An expected early start marks the beginning of this year’s domestic blueberries.
Harvesting in Florida, which brings the first fresh U.S. berries of the season, could be as much as three weeks earlier than normal, grower-shipper say.
“There could be a very good crop from Florida in terms of volume,” Brian Bocock, the Grand Junction, Mich.-based vice president of product management for Naturipe Farms LLC, Naples, Fla., said in mid-February.
“As of now, all the conditions have been favorable toward a quality crop and a potentially large crop.”
Florida growers planned to begin harvesting small volumes in late February, considerably earlier than the normal early- to mid-March start.
“The berries look really good,” JC Clinard, senior vice president of Wish Farms, Plant City, Fla., said in mid-February.
“If we don’t have any freeze between now and the time of harvest, we should be OK.”
After Florida begins, Georgia typically enters the deal in late April and North Carolina starts in mid-May.
While California production usually begins in late March, the Golden State doesn’t normally peak until mid-May, with heavy volume running through mid-June, Bocock said.
“California is the only other state producing and remains a long ways from Eastern markets, so the Southeast fills an important void when we don’t have imported product coming in,” he said.

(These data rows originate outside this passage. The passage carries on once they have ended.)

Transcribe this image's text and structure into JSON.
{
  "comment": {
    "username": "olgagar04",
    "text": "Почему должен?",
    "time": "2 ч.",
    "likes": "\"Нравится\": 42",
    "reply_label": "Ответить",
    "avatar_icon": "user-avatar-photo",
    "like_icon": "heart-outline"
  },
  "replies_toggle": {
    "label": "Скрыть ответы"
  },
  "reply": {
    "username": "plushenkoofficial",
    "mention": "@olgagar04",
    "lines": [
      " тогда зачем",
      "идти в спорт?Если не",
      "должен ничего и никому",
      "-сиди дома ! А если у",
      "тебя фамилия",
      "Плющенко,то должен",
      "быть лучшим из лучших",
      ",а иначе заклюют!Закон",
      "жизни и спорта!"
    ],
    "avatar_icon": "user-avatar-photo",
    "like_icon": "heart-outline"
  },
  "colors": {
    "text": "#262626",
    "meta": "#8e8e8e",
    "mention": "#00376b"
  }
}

“The Southeast becomes a perfect fit for additional promotions to get to the end of June and July for retailers in the Southeast that like to promote local.”
As Florida typically finishes by Memorial Day, Georgia and North Carolina usually run through mid-July and overlap New Jersey’s mid-June start.
“The Southeast is an important growth area,” said Mark Villata, executive director of the U.S. Highbush Blueberry Council, Folsom, Calif. “They kick off the season and get people to think about blueberries. People are starting to consume blueberries a little earlier than they may have in the past.”
At 136 million pounds, the major producing states in the Southeast — Florida, Georgia and North Carolina — accounted for about 25% of overall U.S. and Canadian 2012 highbush blueberry production and 27% of the deal’s fresh production, according to the council.
Villata said he expects 2013 to bring another record year of U.S. and Canadian production and exceed 2012’s 559 million pounds.
By 2015, Villata said he could see the U.S. and Canada producing up to 735 million pounds, an expected 27% increase.